It did: the cervix had dilated 5cm. Dr. Espino wearing latex gloves then proceed to strip away layers of the cervix, and after a painful and uncomfortable two minutes, the bed was spotted with gobs of bloody mucus and cervix fibers (whatever you call them).
As I lay there slightly nauseated at seeing blood, my doctor smiled widely at me and told me that I should go to the hospital with Kim that afternoon and have myself admitted: Kimiko was on her way!
In the next few days I’ll write about the details of my three-day hospital stay, how I ended up getting a C-section after five hours of staying in the labor room and breathing like a beached dolphin struggling to get back to the ocean; how it felt to hear that my baby could be in danger because she expelled meconium while inside me; how strange it was to be completely anesthesized, sleepy but keenly aware all at the same time; and what the anesthesiologist said when Dr. Espino finally scooped Kimiko out at 2:18 am. It really felt like I’d been to war (I’d never known that my body could feel so much pain in so many different places and still remain intact), but I’d go though each and every single agonizing moment gladly because of what I have in return for withstanding the punishment.
(Here I am compelled to express the deepest, almost weepy gratitude to and love for my husband who did not even blink when he found out how big the hospital bill was.
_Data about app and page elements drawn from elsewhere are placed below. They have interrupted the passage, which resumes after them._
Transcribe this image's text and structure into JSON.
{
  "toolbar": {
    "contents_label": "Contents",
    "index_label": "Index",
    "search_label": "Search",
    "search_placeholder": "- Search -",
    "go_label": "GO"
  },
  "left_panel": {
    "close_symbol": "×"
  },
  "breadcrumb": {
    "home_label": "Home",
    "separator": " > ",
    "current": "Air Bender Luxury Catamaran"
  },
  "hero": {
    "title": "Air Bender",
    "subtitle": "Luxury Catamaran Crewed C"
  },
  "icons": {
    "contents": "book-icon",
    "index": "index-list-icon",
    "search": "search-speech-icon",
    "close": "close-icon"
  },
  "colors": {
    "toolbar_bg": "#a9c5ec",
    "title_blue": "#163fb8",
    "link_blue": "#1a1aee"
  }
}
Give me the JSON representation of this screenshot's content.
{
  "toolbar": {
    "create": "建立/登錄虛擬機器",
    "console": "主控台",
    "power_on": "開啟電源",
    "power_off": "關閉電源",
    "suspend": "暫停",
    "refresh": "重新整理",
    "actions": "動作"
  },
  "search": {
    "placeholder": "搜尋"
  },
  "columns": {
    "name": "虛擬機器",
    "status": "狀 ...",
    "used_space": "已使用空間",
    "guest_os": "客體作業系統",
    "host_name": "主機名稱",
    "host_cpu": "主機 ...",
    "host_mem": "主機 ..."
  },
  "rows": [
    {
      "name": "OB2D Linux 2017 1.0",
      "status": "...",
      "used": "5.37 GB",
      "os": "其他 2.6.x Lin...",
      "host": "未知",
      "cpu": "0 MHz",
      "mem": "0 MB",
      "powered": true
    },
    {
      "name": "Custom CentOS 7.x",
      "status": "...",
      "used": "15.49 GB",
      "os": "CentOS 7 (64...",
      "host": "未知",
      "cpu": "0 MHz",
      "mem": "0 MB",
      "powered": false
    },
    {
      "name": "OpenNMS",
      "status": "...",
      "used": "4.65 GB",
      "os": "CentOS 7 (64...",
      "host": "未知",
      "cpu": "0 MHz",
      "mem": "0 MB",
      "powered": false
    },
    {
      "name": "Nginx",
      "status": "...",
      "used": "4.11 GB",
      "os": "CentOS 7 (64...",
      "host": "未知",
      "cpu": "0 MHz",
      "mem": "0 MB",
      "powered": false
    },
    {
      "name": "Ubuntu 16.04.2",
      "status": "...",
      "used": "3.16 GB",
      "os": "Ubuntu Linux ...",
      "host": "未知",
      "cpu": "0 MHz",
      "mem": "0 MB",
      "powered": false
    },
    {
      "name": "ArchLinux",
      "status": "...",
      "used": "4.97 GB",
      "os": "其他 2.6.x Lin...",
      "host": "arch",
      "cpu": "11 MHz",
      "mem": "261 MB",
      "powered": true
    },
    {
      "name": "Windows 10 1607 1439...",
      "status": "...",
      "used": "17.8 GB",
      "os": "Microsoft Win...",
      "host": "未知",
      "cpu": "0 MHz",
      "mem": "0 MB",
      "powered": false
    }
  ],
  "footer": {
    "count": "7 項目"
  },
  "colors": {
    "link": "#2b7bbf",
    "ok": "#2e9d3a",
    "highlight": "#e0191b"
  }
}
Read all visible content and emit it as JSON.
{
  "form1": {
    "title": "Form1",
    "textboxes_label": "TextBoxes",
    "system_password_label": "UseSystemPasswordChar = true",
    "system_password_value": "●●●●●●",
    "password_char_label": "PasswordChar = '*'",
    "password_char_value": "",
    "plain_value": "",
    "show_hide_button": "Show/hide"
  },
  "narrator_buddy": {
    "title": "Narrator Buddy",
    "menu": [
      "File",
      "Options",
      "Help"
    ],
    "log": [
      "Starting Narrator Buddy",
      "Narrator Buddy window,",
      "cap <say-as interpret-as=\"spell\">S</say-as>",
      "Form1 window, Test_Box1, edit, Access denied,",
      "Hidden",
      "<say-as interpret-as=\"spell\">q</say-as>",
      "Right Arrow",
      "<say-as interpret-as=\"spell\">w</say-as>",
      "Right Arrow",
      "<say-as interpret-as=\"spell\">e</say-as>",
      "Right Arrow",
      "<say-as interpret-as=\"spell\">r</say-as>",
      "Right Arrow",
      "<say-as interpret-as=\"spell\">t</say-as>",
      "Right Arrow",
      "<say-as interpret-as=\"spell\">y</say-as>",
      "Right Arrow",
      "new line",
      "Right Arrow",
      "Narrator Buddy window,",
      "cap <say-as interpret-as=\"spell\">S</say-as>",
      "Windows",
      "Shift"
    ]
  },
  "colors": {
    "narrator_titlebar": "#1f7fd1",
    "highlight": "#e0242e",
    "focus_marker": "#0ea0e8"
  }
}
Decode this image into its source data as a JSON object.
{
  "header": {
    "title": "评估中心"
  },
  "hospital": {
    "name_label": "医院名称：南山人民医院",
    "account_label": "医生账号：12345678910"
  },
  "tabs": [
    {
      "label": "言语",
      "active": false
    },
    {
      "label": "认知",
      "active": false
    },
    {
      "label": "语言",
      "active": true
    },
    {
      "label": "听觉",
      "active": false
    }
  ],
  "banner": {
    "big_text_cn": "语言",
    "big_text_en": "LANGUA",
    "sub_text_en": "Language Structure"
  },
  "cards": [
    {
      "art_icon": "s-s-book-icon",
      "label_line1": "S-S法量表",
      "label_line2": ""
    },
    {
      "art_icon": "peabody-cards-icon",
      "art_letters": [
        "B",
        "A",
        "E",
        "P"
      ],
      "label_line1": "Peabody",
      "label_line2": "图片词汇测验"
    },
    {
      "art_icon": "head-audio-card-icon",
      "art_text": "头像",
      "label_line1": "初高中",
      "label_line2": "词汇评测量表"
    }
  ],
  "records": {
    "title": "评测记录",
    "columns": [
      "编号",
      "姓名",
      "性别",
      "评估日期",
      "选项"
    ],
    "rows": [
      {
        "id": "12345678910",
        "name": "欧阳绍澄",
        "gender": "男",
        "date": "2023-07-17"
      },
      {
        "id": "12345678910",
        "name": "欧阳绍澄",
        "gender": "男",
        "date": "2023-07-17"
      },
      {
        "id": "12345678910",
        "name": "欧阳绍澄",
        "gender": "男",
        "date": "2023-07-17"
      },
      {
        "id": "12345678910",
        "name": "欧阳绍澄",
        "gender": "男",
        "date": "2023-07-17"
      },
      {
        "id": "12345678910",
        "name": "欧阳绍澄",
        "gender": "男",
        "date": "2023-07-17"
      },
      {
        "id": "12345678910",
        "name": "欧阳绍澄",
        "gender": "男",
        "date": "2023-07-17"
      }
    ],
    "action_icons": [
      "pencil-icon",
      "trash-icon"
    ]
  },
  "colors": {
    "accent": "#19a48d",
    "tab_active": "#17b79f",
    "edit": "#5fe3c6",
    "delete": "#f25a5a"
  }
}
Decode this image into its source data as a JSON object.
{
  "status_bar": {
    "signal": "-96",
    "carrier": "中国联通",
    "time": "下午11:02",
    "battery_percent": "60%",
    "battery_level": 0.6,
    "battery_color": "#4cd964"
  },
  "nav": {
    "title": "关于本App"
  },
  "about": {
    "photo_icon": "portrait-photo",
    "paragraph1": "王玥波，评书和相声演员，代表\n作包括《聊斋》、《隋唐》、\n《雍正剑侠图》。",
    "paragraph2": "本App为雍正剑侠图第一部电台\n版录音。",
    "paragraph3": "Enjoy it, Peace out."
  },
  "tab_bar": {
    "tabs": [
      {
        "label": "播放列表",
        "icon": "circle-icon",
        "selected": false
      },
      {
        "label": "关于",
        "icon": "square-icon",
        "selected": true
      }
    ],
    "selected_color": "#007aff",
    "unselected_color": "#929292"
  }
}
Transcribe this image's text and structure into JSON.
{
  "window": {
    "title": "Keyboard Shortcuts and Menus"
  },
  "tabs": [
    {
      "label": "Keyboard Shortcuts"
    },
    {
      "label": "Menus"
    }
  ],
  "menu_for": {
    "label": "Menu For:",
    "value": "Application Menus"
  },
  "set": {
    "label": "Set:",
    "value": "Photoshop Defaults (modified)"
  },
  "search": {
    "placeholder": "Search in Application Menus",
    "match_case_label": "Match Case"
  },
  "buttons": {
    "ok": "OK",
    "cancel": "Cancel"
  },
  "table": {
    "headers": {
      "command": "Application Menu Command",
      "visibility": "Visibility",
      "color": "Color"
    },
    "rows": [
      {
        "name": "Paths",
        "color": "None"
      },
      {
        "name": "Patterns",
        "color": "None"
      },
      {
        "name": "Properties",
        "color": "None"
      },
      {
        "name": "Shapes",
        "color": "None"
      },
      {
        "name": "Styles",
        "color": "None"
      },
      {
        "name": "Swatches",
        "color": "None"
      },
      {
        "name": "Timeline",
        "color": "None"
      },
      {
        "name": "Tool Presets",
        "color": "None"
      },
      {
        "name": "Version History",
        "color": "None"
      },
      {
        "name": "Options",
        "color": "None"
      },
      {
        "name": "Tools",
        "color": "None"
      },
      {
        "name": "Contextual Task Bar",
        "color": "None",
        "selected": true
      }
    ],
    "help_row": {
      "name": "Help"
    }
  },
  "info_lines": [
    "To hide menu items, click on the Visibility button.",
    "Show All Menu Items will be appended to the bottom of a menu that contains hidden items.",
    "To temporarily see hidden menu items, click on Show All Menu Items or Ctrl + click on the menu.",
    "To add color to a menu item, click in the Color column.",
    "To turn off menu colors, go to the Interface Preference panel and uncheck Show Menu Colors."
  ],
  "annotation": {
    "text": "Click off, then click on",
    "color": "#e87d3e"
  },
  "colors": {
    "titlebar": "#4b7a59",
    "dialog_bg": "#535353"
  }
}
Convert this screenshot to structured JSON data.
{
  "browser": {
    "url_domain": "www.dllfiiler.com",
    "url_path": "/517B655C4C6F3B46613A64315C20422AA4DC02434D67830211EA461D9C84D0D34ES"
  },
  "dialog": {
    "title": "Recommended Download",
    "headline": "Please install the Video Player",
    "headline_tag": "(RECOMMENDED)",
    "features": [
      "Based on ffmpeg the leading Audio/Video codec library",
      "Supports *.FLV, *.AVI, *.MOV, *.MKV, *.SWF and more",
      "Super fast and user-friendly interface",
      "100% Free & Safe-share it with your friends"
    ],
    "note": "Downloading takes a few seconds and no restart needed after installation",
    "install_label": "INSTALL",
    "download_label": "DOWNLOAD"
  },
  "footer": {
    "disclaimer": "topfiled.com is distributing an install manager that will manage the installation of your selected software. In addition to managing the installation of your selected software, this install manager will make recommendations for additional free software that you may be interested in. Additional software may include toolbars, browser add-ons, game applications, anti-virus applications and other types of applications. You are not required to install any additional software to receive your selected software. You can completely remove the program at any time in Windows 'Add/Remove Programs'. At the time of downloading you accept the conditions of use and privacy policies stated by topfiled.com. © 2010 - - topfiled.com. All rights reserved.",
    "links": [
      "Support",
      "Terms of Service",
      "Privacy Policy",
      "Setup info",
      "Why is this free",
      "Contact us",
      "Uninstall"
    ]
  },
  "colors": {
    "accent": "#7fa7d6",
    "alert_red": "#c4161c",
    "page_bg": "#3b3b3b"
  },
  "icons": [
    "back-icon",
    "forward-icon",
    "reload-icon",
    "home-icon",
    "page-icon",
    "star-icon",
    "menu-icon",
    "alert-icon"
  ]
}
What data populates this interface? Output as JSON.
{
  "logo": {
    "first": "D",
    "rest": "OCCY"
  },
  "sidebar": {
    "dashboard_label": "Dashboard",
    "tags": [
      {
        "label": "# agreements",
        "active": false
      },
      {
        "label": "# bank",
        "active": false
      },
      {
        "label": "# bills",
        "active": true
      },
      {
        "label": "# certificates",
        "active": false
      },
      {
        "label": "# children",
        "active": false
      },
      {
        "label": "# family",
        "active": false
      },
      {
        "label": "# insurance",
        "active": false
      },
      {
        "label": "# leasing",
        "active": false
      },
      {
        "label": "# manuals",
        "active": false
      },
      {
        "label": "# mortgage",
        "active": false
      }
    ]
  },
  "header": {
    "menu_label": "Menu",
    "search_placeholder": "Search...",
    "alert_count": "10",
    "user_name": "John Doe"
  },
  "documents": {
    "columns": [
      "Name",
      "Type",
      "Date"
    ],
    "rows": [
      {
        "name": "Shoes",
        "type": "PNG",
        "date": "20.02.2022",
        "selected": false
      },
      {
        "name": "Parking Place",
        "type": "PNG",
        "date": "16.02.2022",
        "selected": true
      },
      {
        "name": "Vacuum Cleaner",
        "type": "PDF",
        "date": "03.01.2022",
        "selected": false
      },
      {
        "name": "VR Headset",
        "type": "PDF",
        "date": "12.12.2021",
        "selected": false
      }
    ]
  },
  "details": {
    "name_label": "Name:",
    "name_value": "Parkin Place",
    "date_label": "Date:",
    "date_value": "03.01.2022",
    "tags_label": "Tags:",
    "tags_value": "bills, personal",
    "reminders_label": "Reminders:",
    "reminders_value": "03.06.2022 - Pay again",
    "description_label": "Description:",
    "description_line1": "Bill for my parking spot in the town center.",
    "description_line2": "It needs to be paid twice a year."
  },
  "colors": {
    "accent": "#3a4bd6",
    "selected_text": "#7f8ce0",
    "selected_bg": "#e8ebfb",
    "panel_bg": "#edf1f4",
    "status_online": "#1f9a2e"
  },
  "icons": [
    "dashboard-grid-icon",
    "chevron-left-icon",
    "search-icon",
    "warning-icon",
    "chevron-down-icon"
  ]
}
He told me to not worry about the money and insisted that every peso was worth it because all the while I and the baby were safe and secure. All in all, his comforting words, his quiet strength and very presence all throughout my experience took much of the pain away.)
In the meantime, thank you to all the friends and comrades who texted and emailed their congratulations and best wishes. (Thank you for wanting to visit and see Kimiko, but it really would be best if we were quiet for the meantime…)
Jo has been so supportive of my intent to breastfeed and sent various links and articles on the subject; Nova and Jang I thank for the clothes Kimiko wore at the hospital (and the clothes Kimiko wears now!) and again Jang for the Dr. Harvey Karp DVD (information saving Kimiko and me a lot of grief, even if Kimiko is so far proving to be a wonderfully behaved baby); Walkie for her moral support (and the delicious red tomato pesto sauce, yum yum!); and Tonyo for the Anne Geddes babies. The email from friends abroad also help distract me from the recovery pains (stitches! lochia bleeding! swollen boobs!) .
Kimiko is now one week old, and my life and Kim’s are focused on keeping her happy, well-fed, warm and comfortable. When she smiles it’s like sunshine floods the room and her every gesture and movement with her small hands and feet cause us to fall prostrate in front of her bassinet, in awe of her very being. Every single moment is a gift because of Kimiko, and even changing her pee and poo-filled nappies causes me enjoyment because we bond over the experience (she coos and gurgles whenever the diaper’s full of poo — it’s almost like she’s trying to distract me from the sight and smell of the nappy’s less-than-fragrant contents).
I have to stop here — mother duties (which I view more as great and delightful privileges) beckon.